• **What is required**
Copy each line from the records below in which the word "checked" is found.
BEGIN Data records
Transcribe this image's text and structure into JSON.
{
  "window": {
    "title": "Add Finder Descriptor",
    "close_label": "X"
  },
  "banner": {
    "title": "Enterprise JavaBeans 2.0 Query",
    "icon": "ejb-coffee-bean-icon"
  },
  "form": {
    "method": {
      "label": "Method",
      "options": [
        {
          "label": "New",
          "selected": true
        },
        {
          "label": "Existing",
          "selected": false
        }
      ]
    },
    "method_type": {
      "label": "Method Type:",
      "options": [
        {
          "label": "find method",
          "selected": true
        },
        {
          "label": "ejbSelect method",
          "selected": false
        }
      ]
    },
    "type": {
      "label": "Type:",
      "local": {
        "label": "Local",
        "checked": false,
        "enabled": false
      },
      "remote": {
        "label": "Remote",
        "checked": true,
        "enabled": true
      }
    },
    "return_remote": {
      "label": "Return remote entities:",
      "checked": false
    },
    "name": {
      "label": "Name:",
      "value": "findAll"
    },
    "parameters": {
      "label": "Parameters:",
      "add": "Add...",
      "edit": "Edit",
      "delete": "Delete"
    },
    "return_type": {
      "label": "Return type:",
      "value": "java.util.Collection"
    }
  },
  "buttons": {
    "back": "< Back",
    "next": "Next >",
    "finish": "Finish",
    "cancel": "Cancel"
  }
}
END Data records
• **Response for this exercise**
        "checked": false,
        "checked": true,
      "checked": false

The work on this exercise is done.